IDC data reported in the Wall Street Journal disclosing a 14% decline of PC sales saw an immediate negative reaction in the share prices of Microsoft (NASDAQ:MSFT) and Intel (NASDAQ:INTC). The IDC report excluded sales of tablet devices. Had those devices been included, the decline in Windows based unit sales would have been somewhat less.
IDC separately publishes forecasts for the tablet computer market. These forecasts are more favorable for Microsoft Windows tablets than the market seems to realize.
IDC forecasts tablet sales of 190 million units in 2013, growing to 350 million units in 2017, a compound growth rate of just under 17%. Within that forecast, Windows tablets are forecast to grow at a blistering 49% rate and Window RT units at 28%, far outpacing Android and iOS growth rates of roughly 15% apiece.
Tablet Operating Systems, Forecast Market Share and CAGR 2012-2017
Source: IDC Worldwide Quarterly Tablet Tracker, March 2013
The IDC data suggest that Windows 8 and Windows RT tablets will capture 2.8% and 1.9% market shares in 2013. This implies sales of 5 million Window 8 units in addition to more than 3 million Windows RT devices if their 190 million unit estimate for the total market holds true. Assuming Microsoft Surface Pro makes up 3 million of the 5 million Windows 8 tablets and Surface RT comprises the bulk of Windows RT units, then Microsoft tablet sales in 2013 will add approximately $4 billion to Microsoft's revenues and $1.2 to $1.6 billion to Microsoft's operating income (assuming Surface RT and Surface Pro margins in the 30% to 40% range).
By 2017, the IDC data suggest annual sales of Windows tablets approaching 26 million units, with another 9 or 10 million Windows RT tablets sold that year. If Microsoft can hold onto 60% of each category, Microsoft tablet revenues will reach more than $15 billion in 2017 and contribute $4.5 to $6.0 billion to income. Microsoft will also earn licensing fees on the Windows 8 and Windows RT tablets sold by other vendors, adding another several hundred million to revenues.
I believe the IDC data understate the attraction of Windows 8 tablets and overstate the growth of iOS and Android in the tablet space. iOS and Android had the space more or less to themselves until October 2012 when Surface RT was released. Surface Pro and hybrids from Dell (NASDAQ:DELL), HP (NYSE:HPQ), Lenovo, Acer, Asus, Samsung, Toshiba, Sony (NYSE:SNE) and Fujitsu did not enter the market on any scale until well into Q1 2013. We have only anecdotal evidence of their sales, but I am beginning to see them in use at my son's university and in coffee shops around my home.
I believe IDC underestimates the demand for Windows 8 devices all the way from desktops to phones. Touchscreen all-in-one desktops are emerging that are truly exciting machines combining the traditional desktop with the ability to view content, run applications normally reserved for mobile devices, and work from a big screen using keyboard and mouse as well as touch. By using Skydrive or Dropbox, users can access the same files they are working on their desktop from their ultrabook, tablet, hybrid or smartphone while on the road.

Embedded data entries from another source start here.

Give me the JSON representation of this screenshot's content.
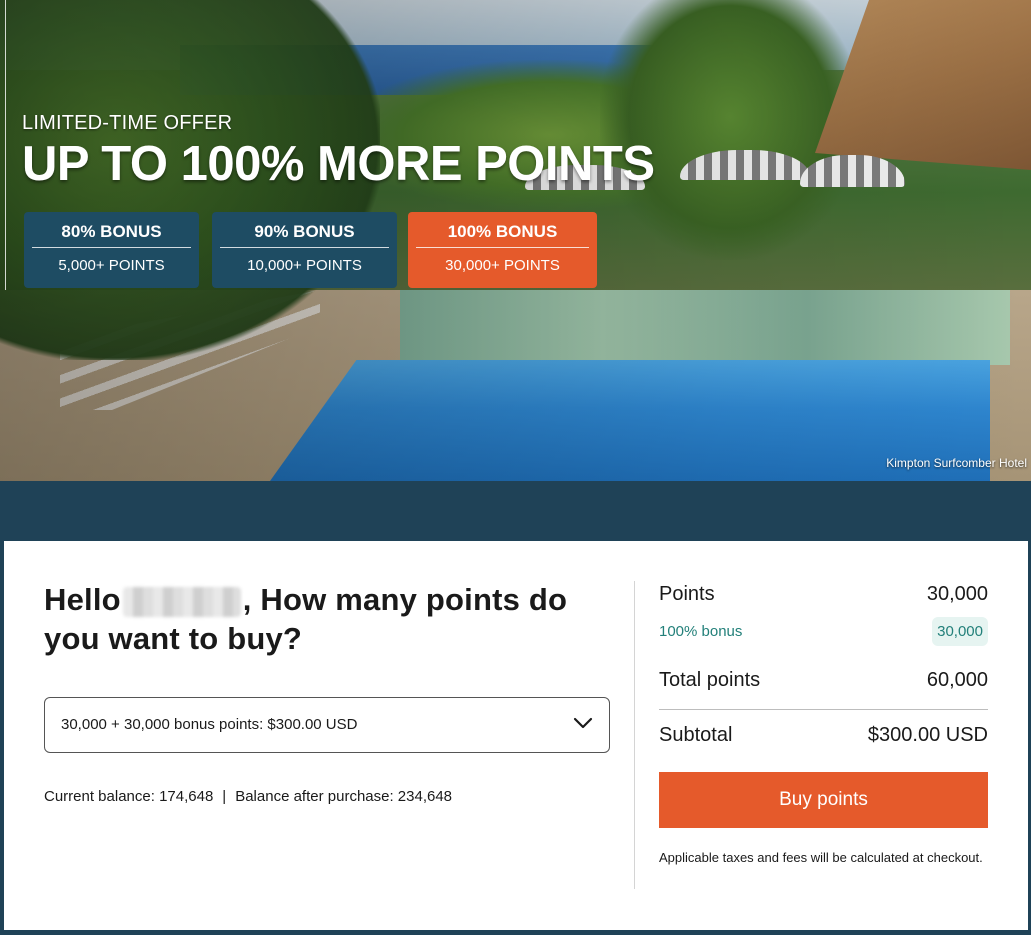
{
  "hero": {
    "kicker": "LIMITED-TIME OFFER",
    "title": "UP TO 100% MORE POINTS",
    "photo_credit": "Kimpton Surfcomber Hotel",
    "tiers": [
      {
        "bonus": "80% BONUS",
        "threshold": "5,000+ POINTS",
        "color": "#1e4c63"
      },
      {
        "bonus": "90% BONUS",
        "threshold": "10,000+ POINTS",
        "color": "#1e4c63"
      },
      {
        "bonus": "100% BONUS",
        "threshold": "30,000+ POINTS",
        "color": "#e55a2b"
      }
    ]
  },
  "form": {
    "greeting_prefix": "Hello",
    "greeting_suffix": ", How many points do you want to buy?",
    "select_value": "30,000 + 30,000 bonus points: $300.00 USD",
    "current_balance": "Current balance: 174,648",
    "balance_separator": "|",
    "balance_after": "Balance after purchase: 234,648"
  },
  "summary": {
    "points_label": "Points",
    "points_value": "30,000",
    "bonus_label": "100% bonus",
    "bonus_value": "30,000",
    "total_label": "Total points",
    "total_value": "60,000",
    "subtotal_label": "Subtotal",
    "subtotal_value": "$300.00 USD",
    "buy_button": "Buy points",
    "tax_note": "Applicable taxes and fees will be calculated at checkout."
  },
  "colors": {
    "brand_dark": "#1f4257",
    "accent": "#e55a2b",
    "bonus_teal": "#23807a"
  }
}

At the same time, they have unprecedented ability to share, collaborate, publish and seek comments from others with universal access to social media like Facebook, LinkedIn or Twitter, or content providers like Netflix (NASDAQ:NFLX) and Amazon (NASDAQ:AMZN). You no longer have to choose one platform for some functions and a different one for others. A common user interface augments the cloud storage to make the experience smoothly transition from one device to another.
Regardless of whose forecast you believe, it is clear that Windows based tablets are going to make inroads into the market and create a new category of growth for Microsoft. A $4 billion dollar business growing at high double digit rates has value. In Microsoft's case, the value is not only the income from the device but also the pull through of Office 365, Outlook and other Microsoft software and accessories.
I am long Microsoft. You should not ignore it.
Disclosure: I am long MSFT, INTC. I wrote this article myself, and it expresses my own opinions. I am not receiving compensation for it (other than from Seeking Alpha). I have no business relationship with any company whose stock is mentioned in this article.
Additional disclosure: I hold calls on both MSFT and INTC, am short puts on MSFT and have a smaller short position in MSFT as a hedge.